To some, Studio Ghibli is a household name; I can name several people who grew up on these movies and treasure them more than any Disney production. They consider their childhoods marked by director Miyazaki’s colorful art, relatable characters and epic imaginative adventures. Many others, myself included, discovered them later in life and mourned the fact that they had “missed out” on such an experience. To my surprise, however, they captivated me even at age twenty. So what is it about these films that manages to charm audiences of all ages?
The first Ghibli film I watched was Princess Mononoke, which is a bit of an outlier in the studio’s catalog for a myriad of reasons, one of them being the fact that it was rated PG-13 for extreme violence and frightening scenes. The story takes place in a fantastical depiction of 14th century Japan and follows a boy called Prince Ashitaka: a young man trying to restore harmony between nature and humanity, which has begun the rapid and destructive process of industrialization.
The movie is rife with beautiful landscapes and plenty of fantasy elements, but as the rating might suggest, it doesn’t shy away from blood and gore. Many of Miyazaki’s movies carry a prominent antiwar message, but this one is able to fully explore the theme within the looser regulations of a PG-13 film. It’s full of contradictions; nature is beautiful but it is also powerful and will fight back if it must. Humanity is selfish, but also full of empathy. The film doesn’t so much depict the morally justified battle between a protagonist and antagonist as much as present a complicated issue that challenges the viewer. Upon my first viewing, Princess Mononoke felt more like an art piece than a simple movie. I loved it.
Kiki’s Delivery Service was another movie that took me by surprise. The story introduces us to Kiki, an adolescent witch leaving home for the first time to advance her training.

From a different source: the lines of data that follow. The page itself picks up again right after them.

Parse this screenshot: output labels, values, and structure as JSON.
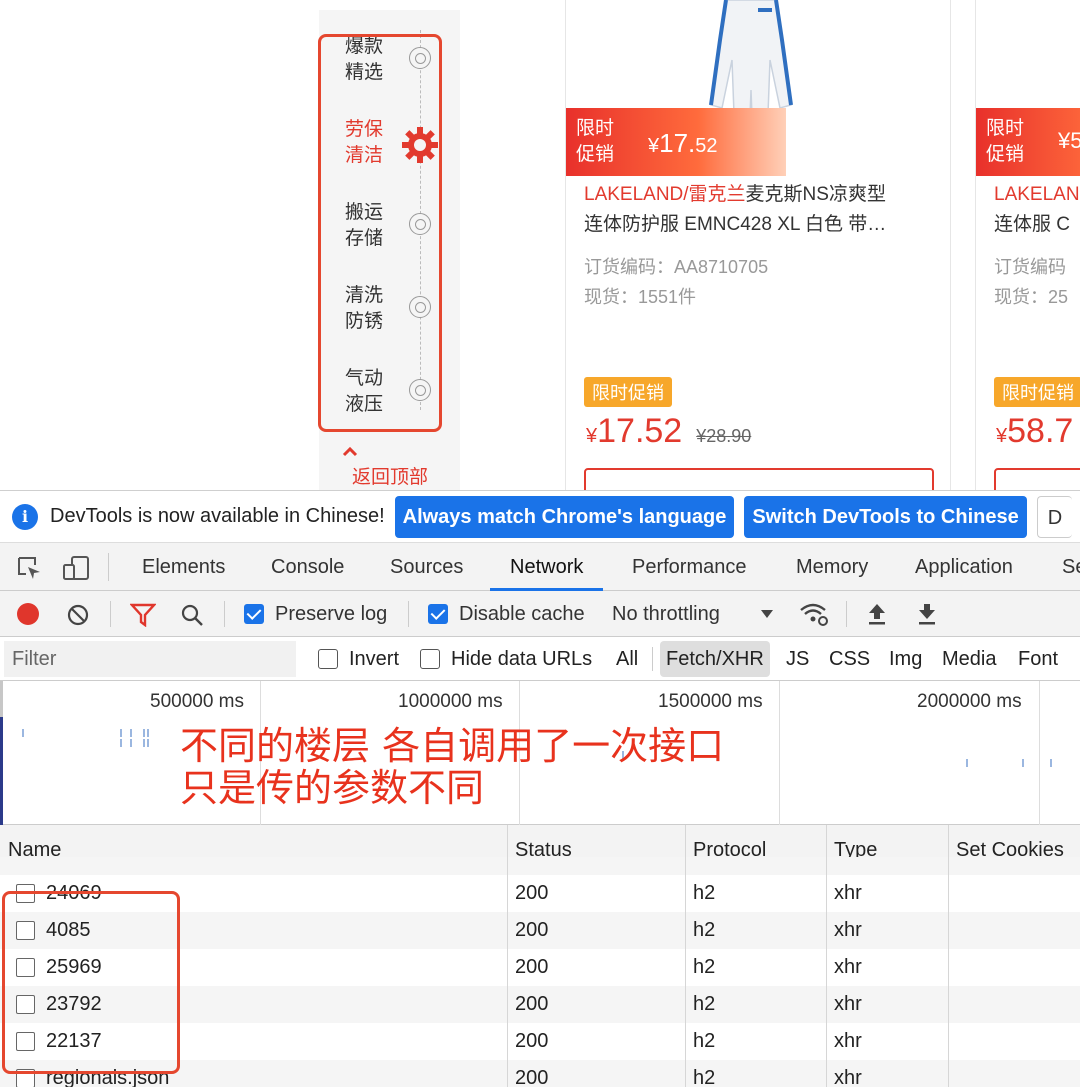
{
  "floor_nav": {
    "items": [
      {
        "label_line1": "爆款",
        "label_line2": "精选",
        "active": false
      },
      {
        "label_line1": "劳保",
        "label_line2": "清洁",
        "active": true
      },
      {
        "label_line1": "搬运",
        "label_line2": "存储",
        "active": false
      },
      {
        "label_line1": "清洗",
        "label_line2": "防锈",
        "active": false
      },
      {
        "label_line1": "气动",
        "label_line2": "液压",
        "active": false
      }
    ],
    "back_to_top": "返回顶部"
  },
  "products": [
    {
      "promo_tag_line1": "限时",
      "promo_tag_line2": "促销",
      "promo_currency": "¥",
      "promo_price_int": "17.",
      "promo_price_dec": "52",
      "brand": "LAKELAND/雷克兰",
      "title_rest": "麦克斯NS凉爽型",
      "title_line2": "连体防护服 EMNC428 XL 白色 带…",
      "order_code": "订货编码：AA8710705",
      "stock": "现货：1551件",
      "badge": "限时促销",
      "currency": "¥",
      "price": "17.52",
      "orig_price": "¥28.90"
    },
    {
      "promo_tag_line1": "限时",
      "promo_tag_line2": "促销",
      "promo_currency": "¥5",
      "brand": "LAKELAN",
      "title_line2": "连体服 C",
      "order_code": "订货编码",
      "stock": "现货：25",
      "badge": "限时促销",
      "currency": "¥",
      "price": "58.7"
    }
  ],
  "devtools": {
    "infobar": {
      "icon": "info-icon",
      "text": "DevTools is now available in Chinese!",
      "btn_match": "Always match Chrome's language",
      "btn_switch": "Switch DevTools to Chinese",
      "btn_dont": "D"
    },
    "tabs": [
      "Elements",
      "Console",
      "Sources",
      "Network",
      "Performance",
      "Memory",
      "Application",
      "Se"
    ],
    "active_tab": "Network",
    "toolbar": {
      "preserve_log": "Preserve log",
      "preserve_log_checked": true,
      "disable_cache": "Disable cache",
      "disable_cache_checked": true,
      "throttling": "No throttling"
    },
    "filter": {
      "placeholder": "Filter",
      "invert": "Invert",
      "hide_data_urls": "Hide data URLs",
      "types": [
        "All",
        "Fetch/XHR",
        "JS",
        "CSS",
        "Img",
        "Media",
        "Font"
      ],
      "active_type": "Fetch/XHR"
    },
    "timeline": {
      "ticks": [
        "500000 ms",
        "1000000 ms",
        "1500000 ms",
        "2000000 ms"
      ]
    },
    "annotation": {
      "line1": "不同的楼层 各自调用了一次接口",
      "line2": "只是传的参数不同"
    },
    "table": {
      "headers": [
        "Name",
        "Status",
        "Protocol",
        "Type",
        "Set Cookies"
      ],
      "rows": [
        {
          "name": "24069",
          "status": "200",
          "protocol": "h2",
          "type": "xhr"
        },
        {
          "name": "4085",
          "status": "200",
          "protocol": "h2",
          "type": "xhr"
        },
        {
          "name": "25969",
          "status": "200",
          "protocol": "h2",
          "type": "xhr"
        },
        {
          "name": "23792",
          "status": "200",
          "protocol": "h2",
          "type": "xhr"
        },
        {
          "name": "22137",
          "status": "200",
          "protocol": "h2",
          "type": "xhr"
        },
        {
          "name": "regionals.json",
          "status": "200",
          "protocol": "h2",
          "type": "xhr"
        }
      ]
    }
  },
  "colors": {
    "accent_red": "#e23a2e",
    "annotation_red": "#e8321d",
    "devtools_blue": "#1a73e8",
    "promo_orange": "#f7a72a"
  }
}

Admittedly, my expectations were much lower for this one, I’m ashamed to admit, as I believed it’s family-friendly nature would render it shallow. Of course, Studio Ghibli proved me wrong, delivering a relatable story about maturity and coming of age that can appeal to any age group.
The titular character, Kiki, struggles with finding her place in a new city, but also with balancing her work and personal life. As her delivery work consumes her life, she loses her lifelong love for flying on a broomstick and is eventually unable to use magic at all. The film compares her plight to that of an artist, who may lose their inspiration when under the pressure of monetizing it. This stunned me.
As an artist myself, I’d never seen a movie articulate the feeling of creative burnout this well before, much less one directed towards children. I was almost emotional when Kiki found solidarity in her artist friend, who then proceeded to coach her through the slump, emphasizing the importance of taking time away from the stressor to recharge. While the themes of independence and coming of age have been discussed for well over a century, Kiki’s Delivery Service was years ahead of its time when it comes to the concept of self care.
Every Studio Ghibli film I’ve seen since has had a similar impact, always ensnaring me with gorgeous visuals and keeping me riveted with surprisingly complex ideas. Much to the despair of its fans, the studio closed for a few years following the retirement of Miyazaki in 2014, releasing only one movie since. However, it’s been announced that the director has temporarily emerged from his retirement for another Ghibli project, due to release in 2023.
Studio Ghibli has captivated children and adults alike since the 1980s, their timeless messages never faltering in relevance. My hopes are that this new release will continue the tradition and add a new classic to their collection, introducing their artful animation to yet another generation.